Dataset rows for apps and sites
□ □ □ □
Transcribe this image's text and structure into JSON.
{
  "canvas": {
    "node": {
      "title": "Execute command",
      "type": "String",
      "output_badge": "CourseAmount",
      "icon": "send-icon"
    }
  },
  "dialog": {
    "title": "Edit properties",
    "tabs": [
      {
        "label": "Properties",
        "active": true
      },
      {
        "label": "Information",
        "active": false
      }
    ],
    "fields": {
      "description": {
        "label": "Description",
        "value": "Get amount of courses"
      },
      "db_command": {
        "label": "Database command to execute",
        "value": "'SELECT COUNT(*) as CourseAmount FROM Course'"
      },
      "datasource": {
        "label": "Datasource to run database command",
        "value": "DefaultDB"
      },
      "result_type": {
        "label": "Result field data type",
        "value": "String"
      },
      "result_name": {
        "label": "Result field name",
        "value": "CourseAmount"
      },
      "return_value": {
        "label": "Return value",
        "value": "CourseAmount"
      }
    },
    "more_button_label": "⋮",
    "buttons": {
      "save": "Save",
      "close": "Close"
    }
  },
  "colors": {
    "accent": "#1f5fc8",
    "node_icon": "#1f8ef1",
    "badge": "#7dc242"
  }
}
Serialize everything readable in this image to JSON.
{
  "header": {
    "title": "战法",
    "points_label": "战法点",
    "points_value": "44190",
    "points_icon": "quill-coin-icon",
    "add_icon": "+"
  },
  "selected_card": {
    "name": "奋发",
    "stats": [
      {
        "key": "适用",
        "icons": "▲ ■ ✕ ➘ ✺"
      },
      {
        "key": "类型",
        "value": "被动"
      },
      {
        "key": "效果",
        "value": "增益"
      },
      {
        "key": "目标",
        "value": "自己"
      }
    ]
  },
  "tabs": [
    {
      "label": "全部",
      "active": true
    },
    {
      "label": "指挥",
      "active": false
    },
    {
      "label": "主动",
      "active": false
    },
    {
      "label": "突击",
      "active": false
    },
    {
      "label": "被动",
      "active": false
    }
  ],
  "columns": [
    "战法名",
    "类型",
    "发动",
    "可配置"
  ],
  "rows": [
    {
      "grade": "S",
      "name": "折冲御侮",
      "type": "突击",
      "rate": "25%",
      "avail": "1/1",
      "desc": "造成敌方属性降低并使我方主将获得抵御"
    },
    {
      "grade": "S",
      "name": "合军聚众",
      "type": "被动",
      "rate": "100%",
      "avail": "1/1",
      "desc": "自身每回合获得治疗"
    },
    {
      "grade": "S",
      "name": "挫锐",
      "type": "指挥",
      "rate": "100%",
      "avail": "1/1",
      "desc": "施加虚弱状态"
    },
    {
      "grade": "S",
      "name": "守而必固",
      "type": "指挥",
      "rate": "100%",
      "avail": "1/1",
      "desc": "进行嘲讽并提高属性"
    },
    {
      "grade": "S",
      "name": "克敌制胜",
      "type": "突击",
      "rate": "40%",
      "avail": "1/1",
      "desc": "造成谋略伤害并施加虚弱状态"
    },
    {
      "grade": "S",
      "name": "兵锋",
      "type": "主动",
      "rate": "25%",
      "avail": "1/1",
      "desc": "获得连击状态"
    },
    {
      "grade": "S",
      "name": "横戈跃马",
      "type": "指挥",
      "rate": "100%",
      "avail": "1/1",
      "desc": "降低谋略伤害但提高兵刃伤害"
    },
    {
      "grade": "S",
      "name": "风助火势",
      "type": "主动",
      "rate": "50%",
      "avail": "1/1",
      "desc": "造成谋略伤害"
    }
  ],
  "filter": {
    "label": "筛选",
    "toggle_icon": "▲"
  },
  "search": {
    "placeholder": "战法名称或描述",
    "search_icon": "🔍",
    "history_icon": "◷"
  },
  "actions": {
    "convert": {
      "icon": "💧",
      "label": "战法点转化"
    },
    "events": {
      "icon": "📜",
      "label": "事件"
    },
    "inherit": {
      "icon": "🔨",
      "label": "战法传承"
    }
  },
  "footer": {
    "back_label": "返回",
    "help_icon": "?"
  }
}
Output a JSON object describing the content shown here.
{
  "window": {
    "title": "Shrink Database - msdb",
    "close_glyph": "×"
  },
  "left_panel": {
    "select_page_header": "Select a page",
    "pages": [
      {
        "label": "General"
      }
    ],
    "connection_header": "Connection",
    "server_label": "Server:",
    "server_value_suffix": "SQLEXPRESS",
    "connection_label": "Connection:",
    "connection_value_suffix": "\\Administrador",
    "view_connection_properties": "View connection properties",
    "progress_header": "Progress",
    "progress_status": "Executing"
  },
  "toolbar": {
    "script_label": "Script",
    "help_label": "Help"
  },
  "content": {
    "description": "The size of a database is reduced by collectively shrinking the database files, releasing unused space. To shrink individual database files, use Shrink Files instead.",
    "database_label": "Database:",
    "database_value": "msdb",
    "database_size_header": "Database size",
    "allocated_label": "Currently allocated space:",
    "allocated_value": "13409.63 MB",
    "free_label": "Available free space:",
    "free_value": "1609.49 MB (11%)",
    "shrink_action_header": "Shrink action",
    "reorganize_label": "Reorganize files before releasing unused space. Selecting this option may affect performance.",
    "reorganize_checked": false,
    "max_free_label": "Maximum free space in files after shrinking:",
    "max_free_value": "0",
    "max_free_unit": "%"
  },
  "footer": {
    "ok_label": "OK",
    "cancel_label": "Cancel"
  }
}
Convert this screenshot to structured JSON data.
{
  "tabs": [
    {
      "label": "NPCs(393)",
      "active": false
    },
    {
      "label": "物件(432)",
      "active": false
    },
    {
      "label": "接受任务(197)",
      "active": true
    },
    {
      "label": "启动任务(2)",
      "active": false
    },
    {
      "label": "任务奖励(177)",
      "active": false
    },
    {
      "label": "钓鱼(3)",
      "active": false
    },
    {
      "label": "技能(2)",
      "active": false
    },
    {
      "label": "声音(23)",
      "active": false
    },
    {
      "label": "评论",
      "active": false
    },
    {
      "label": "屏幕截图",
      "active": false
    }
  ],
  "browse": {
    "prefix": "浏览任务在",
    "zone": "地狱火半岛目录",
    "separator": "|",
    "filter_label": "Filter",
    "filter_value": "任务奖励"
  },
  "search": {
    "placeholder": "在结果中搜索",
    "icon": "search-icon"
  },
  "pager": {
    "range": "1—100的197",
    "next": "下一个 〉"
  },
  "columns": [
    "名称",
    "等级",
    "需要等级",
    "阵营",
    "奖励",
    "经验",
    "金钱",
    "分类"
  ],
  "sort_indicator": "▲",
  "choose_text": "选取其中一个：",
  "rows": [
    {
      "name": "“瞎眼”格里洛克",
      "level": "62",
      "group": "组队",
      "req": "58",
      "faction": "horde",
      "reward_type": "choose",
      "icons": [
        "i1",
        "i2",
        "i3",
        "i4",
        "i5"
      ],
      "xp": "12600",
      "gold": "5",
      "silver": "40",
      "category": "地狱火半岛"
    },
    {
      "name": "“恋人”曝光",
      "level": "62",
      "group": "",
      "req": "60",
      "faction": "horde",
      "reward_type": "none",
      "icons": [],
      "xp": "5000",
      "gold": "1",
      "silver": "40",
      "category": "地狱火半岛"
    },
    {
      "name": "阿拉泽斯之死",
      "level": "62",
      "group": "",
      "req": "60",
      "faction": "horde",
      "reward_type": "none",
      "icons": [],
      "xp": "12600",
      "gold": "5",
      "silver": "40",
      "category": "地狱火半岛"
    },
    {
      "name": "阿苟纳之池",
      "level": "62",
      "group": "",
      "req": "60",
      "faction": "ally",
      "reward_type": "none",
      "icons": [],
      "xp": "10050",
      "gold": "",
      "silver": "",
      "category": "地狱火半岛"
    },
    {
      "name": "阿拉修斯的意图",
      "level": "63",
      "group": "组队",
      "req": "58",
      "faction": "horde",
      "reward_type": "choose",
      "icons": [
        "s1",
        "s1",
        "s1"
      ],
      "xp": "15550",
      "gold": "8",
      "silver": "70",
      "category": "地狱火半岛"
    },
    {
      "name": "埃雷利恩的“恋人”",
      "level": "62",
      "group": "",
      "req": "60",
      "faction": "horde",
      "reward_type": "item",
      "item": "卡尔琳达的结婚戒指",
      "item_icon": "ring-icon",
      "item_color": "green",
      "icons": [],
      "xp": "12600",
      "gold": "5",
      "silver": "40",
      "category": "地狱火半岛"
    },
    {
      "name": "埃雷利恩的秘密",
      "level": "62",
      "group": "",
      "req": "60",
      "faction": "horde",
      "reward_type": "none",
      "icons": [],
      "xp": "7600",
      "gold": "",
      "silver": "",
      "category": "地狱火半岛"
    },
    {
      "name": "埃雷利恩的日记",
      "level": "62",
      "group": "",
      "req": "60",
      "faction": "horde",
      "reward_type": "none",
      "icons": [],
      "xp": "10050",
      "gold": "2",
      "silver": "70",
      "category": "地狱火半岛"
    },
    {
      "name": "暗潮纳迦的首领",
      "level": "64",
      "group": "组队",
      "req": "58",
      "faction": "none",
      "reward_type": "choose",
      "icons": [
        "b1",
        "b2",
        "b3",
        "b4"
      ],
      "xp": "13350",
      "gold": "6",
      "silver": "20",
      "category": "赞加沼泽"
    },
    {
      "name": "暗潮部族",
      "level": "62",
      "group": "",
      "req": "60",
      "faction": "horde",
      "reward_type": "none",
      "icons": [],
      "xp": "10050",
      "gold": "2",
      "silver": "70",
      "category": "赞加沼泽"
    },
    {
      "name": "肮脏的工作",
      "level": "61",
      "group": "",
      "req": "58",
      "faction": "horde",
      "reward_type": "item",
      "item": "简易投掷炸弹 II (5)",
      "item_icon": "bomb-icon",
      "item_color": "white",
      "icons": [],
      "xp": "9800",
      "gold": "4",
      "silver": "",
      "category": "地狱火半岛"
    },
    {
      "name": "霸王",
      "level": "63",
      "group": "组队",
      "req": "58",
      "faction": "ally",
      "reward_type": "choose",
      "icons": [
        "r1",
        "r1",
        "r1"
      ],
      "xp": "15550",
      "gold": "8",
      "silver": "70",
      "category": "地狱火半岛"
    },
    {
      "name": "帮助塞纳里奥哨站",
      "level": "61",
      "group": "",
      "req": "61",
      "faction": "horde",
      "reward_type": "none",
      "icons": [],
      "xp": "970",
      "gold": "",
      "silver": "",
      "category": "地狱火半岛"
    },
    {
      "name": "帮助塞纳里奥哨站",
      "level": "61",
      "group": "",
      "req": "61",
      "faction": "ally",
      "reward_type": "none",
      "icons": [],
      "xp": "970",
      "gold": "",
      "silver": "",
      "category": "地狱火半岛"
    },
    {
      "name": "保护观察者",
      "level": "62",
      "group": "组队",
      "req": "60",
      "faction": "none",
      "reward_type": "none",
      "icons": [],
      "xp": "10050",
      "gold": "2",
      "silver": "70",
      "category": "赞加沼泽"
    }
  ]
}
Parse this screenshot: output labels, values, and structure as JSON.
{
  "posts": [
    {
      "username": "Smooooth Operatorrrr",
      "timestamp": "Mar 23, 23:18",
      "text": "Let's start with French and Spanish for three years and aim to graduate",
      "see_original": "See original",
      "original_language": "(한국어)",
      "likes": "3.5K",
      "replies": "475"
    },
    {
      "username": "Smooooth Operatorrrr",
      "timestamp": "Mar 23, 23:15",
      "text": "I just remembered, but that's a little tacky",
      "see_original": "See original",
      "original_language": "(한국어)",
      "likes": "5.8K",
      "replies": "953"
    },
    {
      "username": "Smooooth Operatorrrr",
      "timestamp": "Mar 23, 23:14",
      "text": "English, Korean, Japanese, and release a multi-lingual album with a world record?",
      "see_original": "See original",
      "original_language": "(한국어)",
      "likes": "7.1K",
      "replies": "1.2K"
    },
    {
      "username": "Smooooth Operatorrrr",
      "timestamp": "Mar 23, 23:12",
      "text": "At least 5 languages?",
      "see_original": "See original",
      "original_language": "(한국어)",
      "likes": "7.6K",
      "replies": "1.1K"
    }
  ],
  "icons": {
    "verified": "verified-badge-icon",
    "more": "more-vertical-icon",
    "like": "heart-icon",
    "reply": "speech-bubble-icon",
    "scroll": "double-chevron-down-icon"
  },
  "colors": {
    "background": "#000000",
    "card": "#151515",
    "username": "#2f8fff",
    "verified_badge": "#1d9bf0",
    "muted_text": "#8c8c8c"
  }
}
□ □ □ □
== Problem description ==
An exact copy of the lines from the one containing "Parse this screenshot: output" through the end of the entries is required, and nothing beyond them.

== Result for this task ==
Parse this screenshot: output labels, values, and structure as JSON.
{
  "posts": [
    {
      "username": "Smooooth Operatorrrr",
      "timestamp": "Mar 23, 23:18",
      "text": "Let's start with French and Spanish for three years and aim to graduate",
      "see_original": "See original",
      "original_language": "(한국어)",
      "likes": "3.5K",
      "replies": "475"
    },
    {
      "username": "Smooooth Operatorrrr",
      "timestamp": "Mar 23, 23:15",
      "text": "I just remembered, but that's a little tacky",
      "see_original": "See original",
      "original_language": "(한국어)",
      "likes": "5.8K",
      "replies": "953"
    },
    {
      "username": "Smooooth Operatorrrr",
      "timestamp": "Mar 23, 23:14",
      "text": "English, Korean, Japanese, and release a multi-lingual album with a world record?",
      "see_original": "See original",
      "original_language": "(한국어)",
      "likes": "7.1K",
      "replies": "1.2K"
    },
    {
      "username": "Smooooth Operatorrrr",
      "timestamp": "Mar 23, 23:12",
      "text": "At least 5 languages?",
      "see_original": "See original",
      "original_language": "(한국어)",
      "likes": "7.6K",
      "replies": "1.1K"
    }
  ],
  "icons": {
    "verified": "verified-badge-icon",
    "more": "more-vertical-icon",
    "like": "heart-icon",
    "reply": "speech-bubble-icon",
    "scroll": "double-chevron-down-icon"
  },
  "colors": {
    "background": "#000000",
    "card": "#151515",
    "username": "#2f8fff",
    "verified_badge": "#1d9bf0",
    "muted_text": "#8c8c8c"
  }
}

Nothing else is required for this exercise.